Brighton School Board OKs Raises for Non-Union Employees
September 14, 2022
By Tom Tolen / email@example.com
The Brighton Board of Education has approved a significant raise for 17 non-affiliated employees — a term which means they are not represented by a union. Following a closed-door meeting Monday the board approved the raises on a 6-0-1 vote.
The raises are identical to the ones approved earlier for the members of the Brighton education Association, which represents 325 teachers in the district. They amount to a 4.5% increase the first year, 3.5% the second year and 2% the third year the contract is in effect.

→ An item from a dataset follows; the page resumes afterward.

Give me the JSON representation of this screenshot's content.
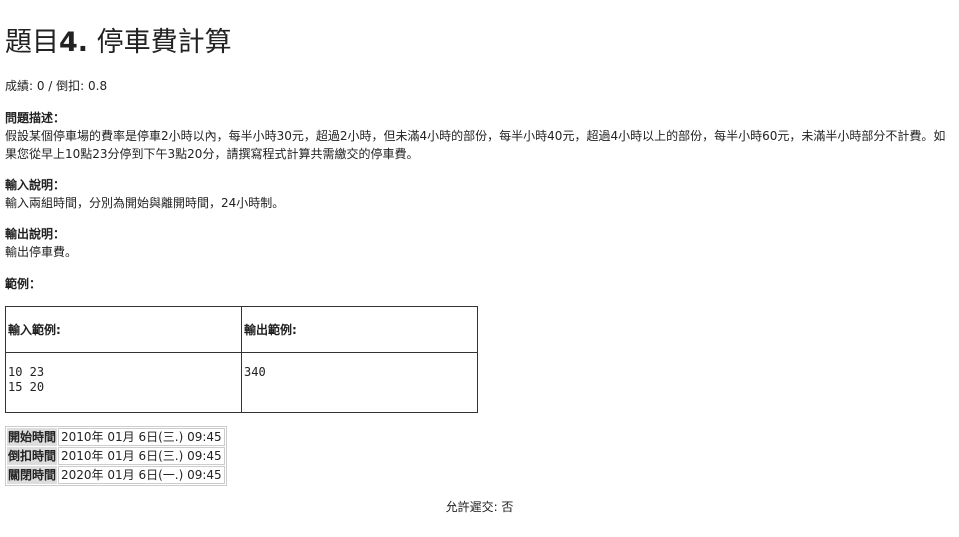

Although Trustee John Conely voted in favor of the agreement, he nonetheless asked several pointed questions about where the money was coming from and whether it was sustainable in the event of a decline in student enrollment.
The positions include a plethora of positions — among them, several district officials in central administration. They are Assistant Superintendent for Business and Finance Michael Engelter, Assistant Superintendent for Curriculum and Instruction Elizabeth Mosher, Human Resources Director Chad Scaling and The Bridge Alternative High School Principal Colleen Deaven.
The other jobs affected involve positions such as community education coordinator, director of pupil accounting, Brighton Performing Arts Center director, clerical employees in central office, and several others. Funds for paying the pay increases will come from the district’s general fund as well as record funding to districts by the state and federal governments over the last two years — much of it related to the COVID pandemic.
The Michigan school aid budget for 2022-23 includes a record $450 increase in per-pupil funding to a total of $9,150 per student. In June the Brighton Board passed a record $99.6 million district budget. It includes a projection that fund equity will increase by over $3 million to a total of $14.7 million by the end of the 2022-23 fiscal year next June. That’s a far cry from several years ago, when the district was in the throes of a nearly $15 million fund deficit.